Indeed, one needs a weakening of the classical buildings to cover sporadics. Instead of starting from a weak BN-pair, one can weaken Tits' axioms from his "Local approach to buildings" to develop a theory dealing with sporadics. E.g. Witt designs for Mathieu groups (already from 1938) are extensions (in certain well-defined way) of the affine plane of order 3 and of the projective plane of order 4. Similar things can be done with $HS$, $Suz$, Fischer's sporadic groups, $He$, $McL$, $Co_3$, $Co_2$, and $BM$. (E.g. --- cannot resist citing myself here: the 3-transposition graph for $Fi_{22}$ can be characterized as the extension of the polar space for $U_6(2)$.) This appears to work when the underlying combinatorics is not too complicated (and the corresponding permutation representation has low rank).

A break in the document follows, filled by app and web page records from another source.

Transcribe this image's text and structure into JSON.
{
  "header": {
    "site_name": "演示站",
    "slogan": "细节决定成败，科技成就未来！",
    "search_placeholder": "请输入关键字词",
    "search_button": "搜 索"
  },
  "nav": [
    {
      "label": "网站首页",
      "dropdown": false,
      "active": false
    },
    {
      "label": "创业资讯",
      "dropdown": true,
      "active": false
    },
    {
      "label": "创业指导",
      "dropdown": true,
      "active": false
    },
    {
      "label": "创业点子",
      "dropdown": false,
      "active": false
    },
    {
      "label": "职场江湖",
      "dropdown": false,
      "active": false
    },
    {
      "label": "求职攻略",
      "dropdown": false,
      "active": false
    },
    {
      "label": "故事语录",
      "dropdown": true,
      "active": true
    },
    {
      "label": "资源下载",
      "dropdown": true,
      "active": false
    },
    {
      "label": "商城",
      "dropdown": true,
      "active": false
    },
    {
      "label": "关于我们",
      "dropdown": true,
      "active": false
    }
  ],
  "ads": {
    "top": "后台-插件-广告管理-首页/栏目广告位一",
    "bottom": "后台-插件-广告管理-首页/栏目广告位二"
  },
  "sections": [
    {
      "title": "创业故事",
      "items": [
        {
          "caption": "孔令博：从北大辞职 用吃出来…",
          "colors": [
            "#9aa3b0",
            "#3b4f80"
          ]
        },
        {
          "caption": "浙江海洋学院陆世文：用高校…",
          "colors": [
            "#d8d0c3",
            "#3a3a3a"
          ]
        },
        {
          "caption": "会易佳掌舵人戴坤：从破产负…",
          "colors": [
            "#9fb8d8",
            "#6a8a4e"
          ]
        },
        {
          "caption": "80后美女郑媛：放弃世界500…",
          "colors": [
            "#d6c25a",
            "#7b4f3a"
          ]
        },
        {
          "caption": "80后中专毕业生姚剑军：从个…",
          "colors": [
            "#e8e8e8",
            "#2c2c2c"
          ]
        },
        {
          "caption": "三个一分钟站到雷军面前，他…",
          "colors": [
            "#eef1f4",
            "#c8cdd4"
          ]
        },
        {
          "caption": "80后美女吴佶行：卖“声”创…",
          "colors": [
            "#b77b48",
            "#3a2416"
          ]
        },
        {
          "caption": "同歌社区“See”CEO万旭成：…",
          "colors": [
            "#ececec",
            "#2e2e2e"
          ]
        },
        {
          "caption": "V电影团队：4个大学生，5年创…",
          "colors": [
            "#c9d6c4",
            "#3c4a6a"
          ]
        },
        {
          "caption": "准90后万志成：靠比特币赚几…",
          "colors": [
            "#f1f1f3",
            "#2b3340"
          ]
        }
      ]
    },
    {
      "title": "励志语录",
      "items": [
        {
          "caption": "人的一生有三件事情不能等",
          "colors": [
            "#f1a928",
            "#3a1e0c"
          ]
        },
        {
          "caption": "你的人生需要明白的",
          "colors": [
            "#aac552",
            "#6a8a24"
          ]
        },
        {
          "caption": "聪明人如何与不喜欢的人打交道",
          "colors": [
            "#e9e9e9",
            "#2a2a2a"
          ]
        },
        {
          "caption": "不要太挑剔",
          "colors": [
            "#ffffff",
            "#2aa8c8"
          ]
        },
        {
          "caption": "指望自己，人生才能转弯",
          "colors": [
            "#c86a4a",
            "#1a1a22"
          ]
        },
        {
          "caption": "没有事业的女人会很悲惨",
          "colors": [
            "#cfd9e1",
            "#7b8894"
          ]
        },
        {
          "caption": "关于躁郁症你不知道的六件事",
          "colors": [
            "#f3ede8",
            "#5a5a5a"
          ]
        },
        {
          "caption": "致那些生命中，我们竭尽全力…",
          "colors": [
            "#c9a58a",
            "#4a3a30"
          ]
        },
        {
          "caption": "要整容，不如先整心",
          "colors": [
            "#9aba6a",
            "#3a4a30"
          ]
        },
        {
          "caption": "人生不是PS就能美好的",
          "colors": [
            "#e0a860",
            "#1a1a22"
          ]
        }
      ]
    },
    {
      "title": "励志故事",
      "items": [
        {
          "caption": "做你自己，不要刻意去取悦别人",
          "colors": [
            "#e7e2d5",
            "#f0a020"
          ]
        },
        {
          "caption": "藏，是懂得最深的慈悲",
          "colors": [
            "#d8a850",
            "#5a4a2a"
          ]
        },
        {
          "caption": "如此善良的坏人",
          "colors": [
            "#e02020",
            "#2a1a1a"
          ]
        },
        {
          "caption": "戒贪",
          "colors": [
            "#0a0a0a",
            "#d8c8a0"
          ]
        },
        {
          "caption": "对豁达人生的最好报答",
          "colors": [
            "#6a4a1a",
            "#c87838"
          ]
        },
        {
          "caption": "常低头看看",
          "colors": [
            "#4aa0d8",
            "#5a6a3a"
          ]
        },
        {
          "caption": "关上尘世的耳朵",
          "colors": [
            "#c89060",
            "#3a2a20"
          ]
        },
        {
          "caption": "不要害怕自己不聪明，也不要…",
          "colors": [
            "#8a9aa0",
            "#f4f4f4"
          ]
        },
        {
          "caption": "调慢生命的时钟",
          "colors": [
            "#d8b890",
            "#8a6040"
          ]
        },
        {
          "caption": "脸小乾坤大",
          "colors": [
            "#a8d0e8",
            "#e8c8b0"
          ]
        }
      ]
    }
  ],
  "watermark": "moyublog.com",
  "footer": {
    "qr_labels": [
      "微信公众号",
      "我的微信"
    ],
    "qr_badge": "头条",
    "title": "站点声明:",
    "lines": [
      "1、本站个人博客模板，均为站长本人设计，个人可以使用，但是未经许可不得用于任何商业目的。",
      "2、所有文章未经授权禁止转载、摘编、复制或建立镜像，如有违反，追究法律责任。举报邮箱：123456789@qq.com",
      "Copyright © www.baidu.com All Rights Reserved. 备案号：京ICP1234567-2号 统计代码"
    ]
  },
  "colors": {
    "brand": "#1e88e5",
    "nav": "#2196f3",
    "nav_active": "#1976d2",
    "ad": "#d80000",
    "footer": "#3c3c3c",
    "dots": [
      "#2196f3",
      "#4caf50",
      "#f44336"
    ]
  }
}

PS. IMHO, Aschbacher sometimes tends to ignore prior work, re-inventing the wheel in different terminology.